Phantom Aquatics Impulse is another great compact dive light option for those needing a lot of power in a small form. The Impulse features multiple brightness levels which are easy to toggle with the press of a button even wearing dive gloves. Its rechargeable batteries will also give you plenty of dive time as it should last up to 20 hours depending in the settings used. Very impressive for its size, it is the brightness underwater flashlight we have tried that sports the compact form. This is a higher end dive light but there is definitely a lot of value with it as well.
If you really want a versatile dive torch, the UK Light Cannon is a great choice. The UK Light Canon can be purchased in either a lantern or pistol grip configuration and can easily be converted to either style making it a great choice if you dive in many different conditions. Another great aspect of this powerful dive light is it can be used with regular alkaline batteries with an outstanding 16 hours of burn time at 1100 lumens but if swap in the rechargeable battery unit it will nearly double your lumens output to 2100! This dive torch is certainly on the high end of our list cost wise but it is definitely a quality light that performs outstanding.
Literally the brightest dive light I have ever seen or used, the BCON’s 2500 lumens will surely have you wide eyed underwater. It is a good thing Tovatec implemented multiple light modes with the BCON as this light is truly blinding at full power. Not only is this one of the brightest underwater flashlights it is extremely durable and the rechargeable batteries are also very high quality and long lasting. The beam angle is also ideal for any diving conditions and will last 2 hours at full power and up to 6 hours at 30%. If your budget allows this is one of the best underwater flashlights you can get and is rugged, quality built, and well suited for any conditions. If you need a high quality scuba diving flashlight you can depend on, this is it!

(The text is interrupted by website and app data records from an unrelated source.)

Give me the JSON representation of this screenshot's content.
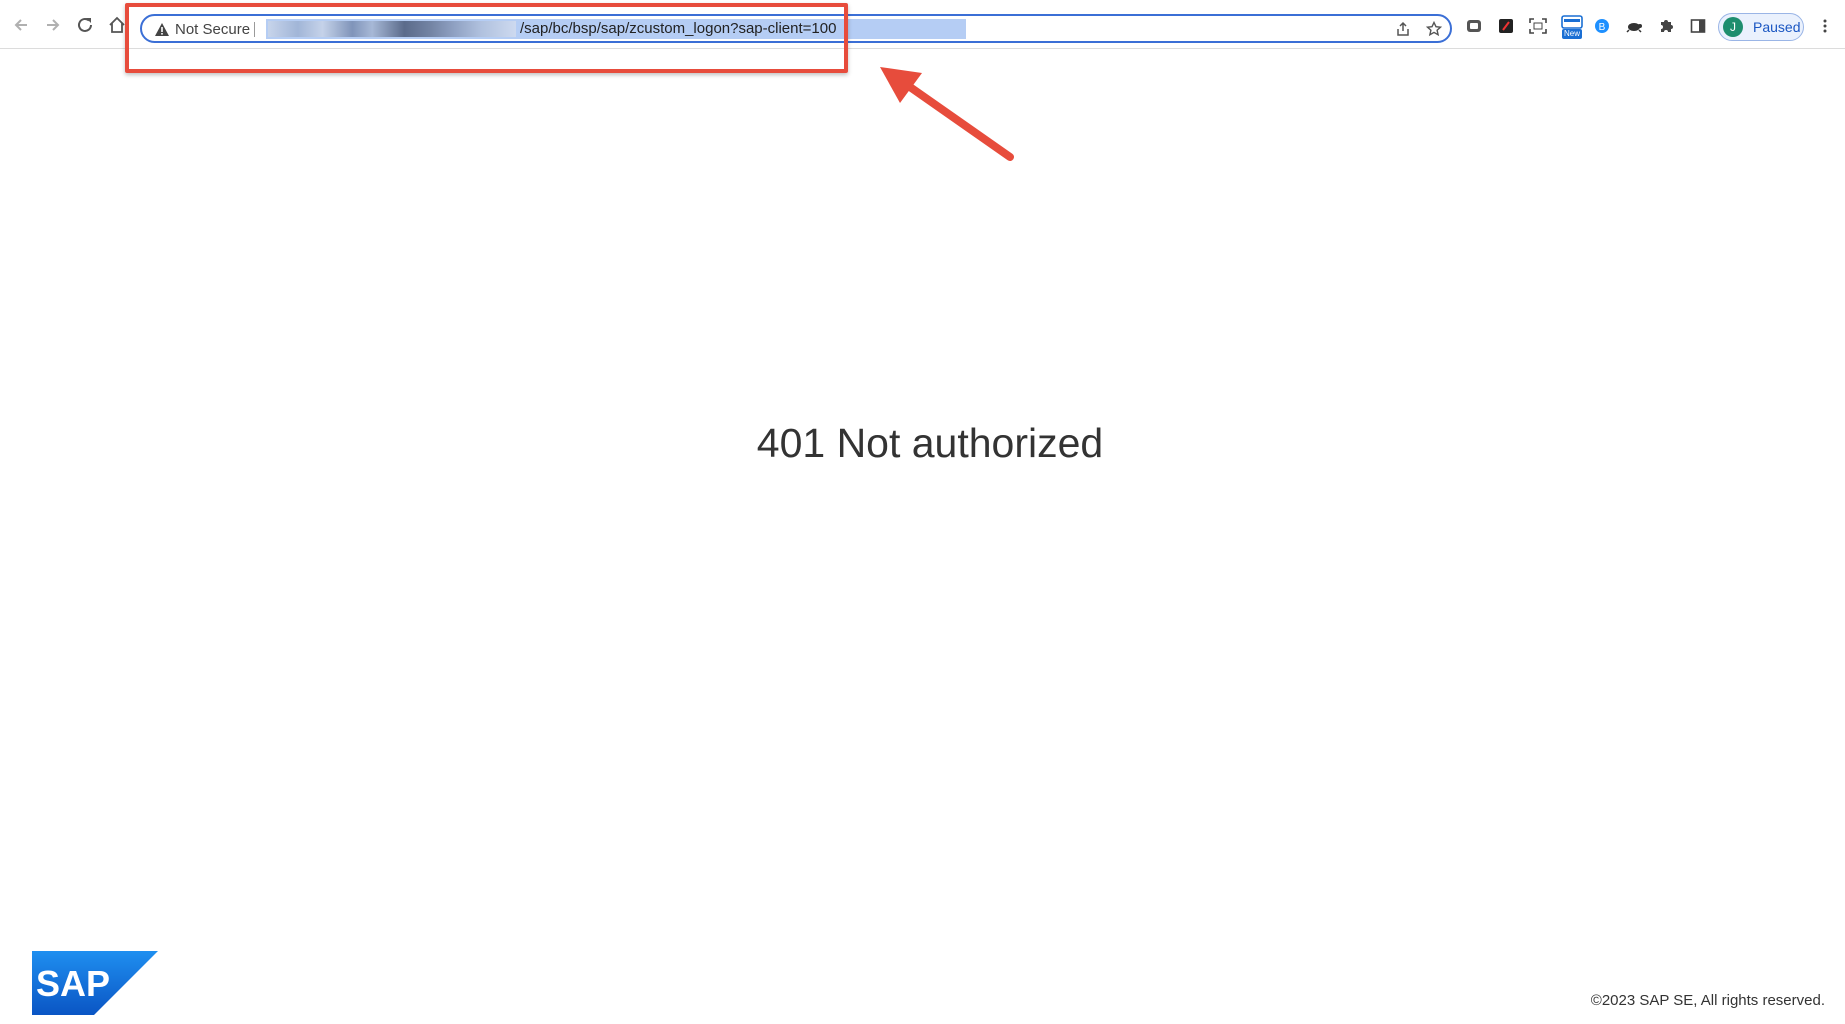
{
  "browser": {
    "security_label": "Not Secure",
    "url_visible_part": "/sap/bc/bsp/sap/zcustom_logon?sap-client=100",
    "profile_initial": "J",
    "profile_status": "Paused",
    "new_badge": "New",
    "icons": [
      "back-arrow-icon",
      "forward-arrow-icon",
      "reload-icon",
      "home-icon",
      "warning-triangle-icon",
      "share-icon",
      "bookmark-star-icon",
      "extension-icons",
      "puzzle-extensions-icon",
      "side-panel-icon",
      "kebab-menu-icon"
    ]
  },
  "page": {
    "message": "401 Not authorized",
    "logo_text": "SAP",
    "copyright": "©2023 SAP SE, All rights reserved."
  },
  "colors": {
    "annotation": "#e74c3c",
    "sap_blue": "#1a6fd4",
    "url_highlight": "#b5cdf4"
  }
}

Designed to leverage existing GoPro mounts, the Sidekick DUO is a very versatile underwater video light which feature both a 600 lumens flood beam and a 400 lumens spot beam you can toggle between. Rechargeable batteries will get you between 60-240 minutes of burn time.
Need a more serious underwater video light, the Galaxy is just that. With up to 2500 lumens of flood you are sure to light of entire reefs or larger areas of the sea floor. The rechargeable batteries will provide up to 2 hours of light as well.
I hope you found The Leisure Pro’s List of Best Dive Lights useful. Be sure and let us know what your favorite light is and if you picked up one off of the list! Remember, all dive gear needs to taken care of if you want it to last, so check out the few tips below to keep your lights in top shape.
Dive Light Care and Maintenance
Before each dive trip, inspect your o-rings and look for cracks or nicks. Keep them clean and use the silicone lubricant provided by the manufacturer to prevent flooding. Rinse the lights with warm water after using them and remove the batteries from the light when you aren’t using it.
Be aware of the type of battery you have, some need to be charged and discharged at regular intervals, or they will lose capacity and stop working at all. Read you manual from your scuba light for proper battery maintenance.
Some manufacturers have amazing customer service, they will usually replace pretty much anything that goes wrong with the light at no cost. This is especially true for the premium scuba light manufacturers like Tovatec and BigBlue.